WHAT YOU NEED TO DO:
Only the text of the records belongs in the answer; the pictures must be dropped.
....
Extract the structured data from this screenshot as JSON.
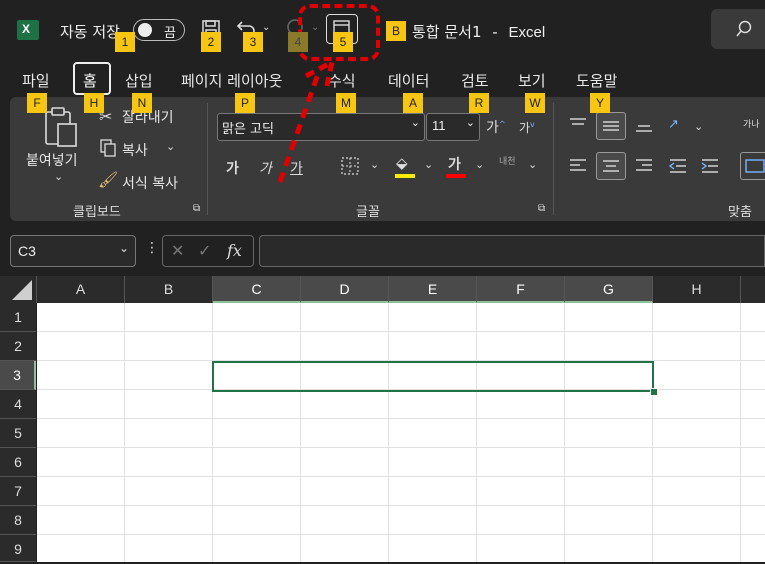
{
  "titlebar": {
    "autosave_label": "자동 저장",
    "toggle_state": "끔",
    "doc_title": "통합 문서1",
    "app_sep": "-",
    "app_name": "Excel",
    "excel_logo_letter": "X"
  },
  "keytips": {
    "qat": [
      "1",
      "2",
      "3",
      "4",
      "5",
      "B"
    ],
    "tabs": [
      "F",
      "H",
      "N",
      "P",
      "M",
      "A",
      "R",
      "W",
      "Y"
    ]
  },
  "tabs": [
    "파일",
    "홈",
    "삽입",
    "페이지 레이아웃",
    "수식",
    "데이터",
    "검토",
    "보기",
    "도움말"
  ],
  "ribbon": {
    "paste_label": "붙여넣기",
    "cut_label": "잘라내기",
    "copy_label": "복사",
    "format_painter_label": "서식 복사",
    "clipboard_group": "클립보드",
    "font_name": "맑은 고딕",
    "font_size": "11",
    "font_group": "글꼴",
    "align_group": "맞춤",
    "grow_font": "가",
    "shrink_font": "가",
    "bold": "가",
    "italic": "가",
    "underline": "가",
    "font_color_glyph": "가",
    "phonetic_glyph": "내천",
    "wrap_glyph": "가나"
  },
  "formula_bar": {
    "name_box": "C3",
    "fx": "fx",
    "value": ""
  },
  "columns": [
    "A",
    "B",
    "C",
    "D",
    "E",
    "F",
    "G",
    "H"
  ],
  "rows": [
    "1",
    "2",
    "3",
    "4",
    "5",
    "6",
    "7",
    "8",
    "9"
  ],
  "selected_cell": "C3",
  "colors": {
    "accent": "#217346",
    "keytip": "#f7c613",
    "highlight": "#ff0000"
  }
}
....
RESULT BELOW:
Extract the structured data from this screenshot as JSON.
{
  "titlebar": {
    "autosave_label": "자동 저장",
    "toggle_state": "끔",
    "doc_title": "통합 문서1",
    "app_sep": "-",
    "app_name": "Excel",
    "excel_logo_letter": "X"
  },
  "keytips": {
    "qat": [
      "1",
      "2",
      "3",
      "4",
      "5",
      "B"
    ],
    "tabs": [
      "F",
      "H",
      "N",
      "P",
      "M",
      "A",
      "R",
      "W",
      "Y"
    ]
  },
  "tabs": [
    "파일",
    "홈",
    "삽입",
    "페이지 레이아웃",
    "수식",
    "데이터",
    "검토",
    "보기",
    "도움말"
  ],
  "ribbon": {
    "paste_label": "붙여넣기",
    "cut_label": "잘라내기",
    "copy_label": "복사",
    "format_painter_label": "서식 복사",
    "clipboard_group": "클립보드",
    "font_name": "맑은 고딕",
    "font_size": "11",
    "font_group": "글꼴",
    "align_group": "맞춤",
    "grow_font": "가",
    "shrink_font": "가",
    "bold": "가",
    "italic": "가",
    "underline": "가",
    "font_color_glyph": "가",
    "phonetic_glyph": "내천",
    "wrap_glyph": "가나"
  },
  "formula_bar": {
    "name_box": "C3",
    "fx": "fx",
    "value": ""
  },
  "columns": [
    "A",
    "B",
    "C",
    "D",
    "E",
    "F",
    "G",
    "H"
  ],
  "rows": [
    "1",
    "2",
    "3",
    "4",
    "5",
    "6",
    "7",
    "8",
    "9"
  ],
  "selected_cell": "C3",
  "colors": {
    "accent": "#217346",
    "keytip": "#f7c613",
    "highlight": "#ff0000"
  }
}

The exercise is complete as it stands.